Fri April 16th
In late Spring of 2019, long before the coronavirus took hold of our lives, YBCA was approached by curator, activist, and strategist Amy Kisch—who had been commissioned by San Francisco’s Office of Civic Engagement and Immigrant Affairs (OCEIA) to develop an arts-driven campaign to mobilize communities around the 2020 Census—to enter into a partnership to amplify and expand this work by incubating a new, broad-based coalition called Art+Action. The Art+Action coalition spans art, creative, community, business, technology, philanthropy, activist, and government sectors to build knowledge and engagement around civic issues—in particular, the 2020 Census. This unprecedented collaborative effort formed to execute a city-wide, arts-driven multilingual campaign and to inform the public of the fundamental role this once a decade population count plays in our democracy, with a specific focus on reaching and engaging the hardest to count communities in our city.
As a center for art and social change, YBCA eagerly accepted the invitation to work with Amy and the team at OCEIA because, first and foremost, we understand the potential of artist-driven movements to engage and activate entire communities around issues that matter to us all. We also understood that our current political conditions pose serious challenges to ensuring that we get an accurate count of everyone who makes up our country. Without an accurate count, we cannot ensure fair political representation and distribution of billions of dollars for crucial federal programs and resources for our communities. These conditions–predating the virus–include government underinvestment, misinformation campaigns, and (failed) efforts by the Trump administration to include a citizenship question.

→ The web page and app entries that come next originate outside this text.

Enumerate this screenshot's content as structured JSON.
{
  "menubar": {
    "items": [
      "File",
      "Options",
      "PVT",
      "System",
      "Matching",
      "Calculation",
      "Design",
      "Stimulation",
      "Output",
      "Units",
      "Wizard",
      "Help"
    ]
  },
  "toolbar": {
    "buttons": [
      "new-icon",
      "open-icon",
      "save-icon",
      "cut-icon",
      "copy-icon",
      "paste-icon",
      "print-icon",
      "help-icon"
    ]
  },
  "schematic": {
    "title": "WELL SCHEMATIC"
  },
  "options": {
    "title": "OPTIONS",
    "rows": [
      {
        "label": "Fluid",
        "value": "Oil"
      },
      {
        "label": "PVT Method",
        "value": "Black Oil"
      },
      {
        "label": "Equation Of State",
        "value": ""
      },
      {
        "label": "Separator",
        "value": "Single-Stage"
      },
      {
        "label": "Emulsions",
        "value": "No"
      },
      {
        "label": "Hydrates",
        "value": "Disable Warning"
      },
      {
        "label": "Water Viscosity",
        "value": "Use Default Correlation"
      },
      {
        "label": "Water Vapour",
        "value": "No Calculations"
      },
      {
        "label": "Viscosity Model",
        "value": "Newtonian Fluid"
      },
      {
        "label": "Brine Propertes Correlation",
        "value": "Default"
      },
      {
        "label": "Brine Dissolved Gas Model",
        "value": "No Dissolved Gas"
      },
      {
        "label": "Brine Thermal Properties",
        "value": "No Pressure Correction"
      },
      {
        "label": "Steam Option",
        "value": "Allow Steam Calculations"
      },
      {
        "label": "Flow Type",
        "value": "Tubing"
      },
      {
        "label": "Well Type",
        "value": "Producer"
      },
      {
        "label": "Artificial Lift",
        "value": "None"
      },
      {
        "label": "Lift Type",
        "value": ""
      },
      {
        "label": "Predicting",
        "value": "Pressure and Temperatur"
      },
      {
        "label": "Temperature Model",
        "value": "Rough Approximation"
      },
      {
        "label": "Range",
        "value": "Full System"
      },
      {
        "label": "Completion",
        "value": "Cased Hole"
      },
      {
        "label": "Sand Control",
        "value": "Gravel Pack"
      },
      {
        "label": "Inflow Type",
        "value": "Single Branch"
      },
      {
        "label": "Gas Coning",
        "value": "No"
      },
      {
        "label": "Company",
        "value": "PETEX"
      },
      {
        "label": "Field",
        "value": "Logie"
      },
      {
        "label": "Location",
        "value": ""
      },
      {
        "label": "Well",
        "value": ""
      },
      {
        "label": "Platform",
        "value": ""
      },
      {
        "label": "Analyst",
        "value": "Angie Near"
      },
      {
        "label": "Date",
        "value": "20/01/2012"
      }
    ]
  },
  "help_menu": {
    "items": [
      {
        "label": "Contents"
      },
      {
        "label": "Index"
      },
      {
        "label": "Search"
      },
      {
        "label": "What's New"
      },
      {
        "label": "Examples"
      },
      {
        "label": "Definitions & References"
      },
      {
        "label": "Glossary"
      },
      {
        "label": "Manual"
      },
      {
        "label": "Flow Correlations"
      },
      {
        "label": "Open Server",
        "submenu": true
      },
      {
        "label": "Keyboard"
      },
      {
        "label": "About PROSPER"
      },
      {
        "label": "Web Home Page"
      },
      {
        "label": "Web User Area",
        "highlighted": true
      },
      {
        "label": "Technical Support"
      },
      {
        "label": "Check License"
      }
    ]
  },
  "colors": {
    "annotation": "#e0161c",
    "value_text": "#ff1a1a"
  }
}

“We understand the potential of artist-driven movements to engage and activate entire communities around issues that matter to us all.”
Today, as COVID-19 isolates us and further strains our ability to participate in our democracy, it also starkly exposes the inequities and vulnerabilities of the basic systems built to keep us safe and healthy. More than ever, we can see so clearly who among us is most at risk and where our systems have failed beyond measure. This uncertain new day requires us to quickly mobilize to reach people where they are—which for much of us is online—and guarantee that they are not only safely counted, but that they know that they matter, they have power, and there is possibility.
The 10 minutes spent answering the 9 questions of the 2020 Census puts money into our communities for affordable housing, healthy food, healthcare, public schools, foster care, free meals, job training, essential emergency services, roads, preschools, and more. In San Francisco alone, each person who completes the census directs $20,000 to community programs, potentially putting more than $17 billion into the city over the next ten years.
We must not lose sight of what is at stake and remain grateful to the artists and members of the Art+Action coalition who are continuing to mobilize digitally to amplify the 2020 Census as an opportunity for agency and belonging. In addition to our focus in San Francisco, we will also share tools and strategies across the country to do our part to ensure that the people who are living in this country are seen and counted. We invite you to visit YBCA.org, YBCA’s Instagram page, and ComeToYourCensus.us to learn more about the campaign, the artists, and how you can get involved.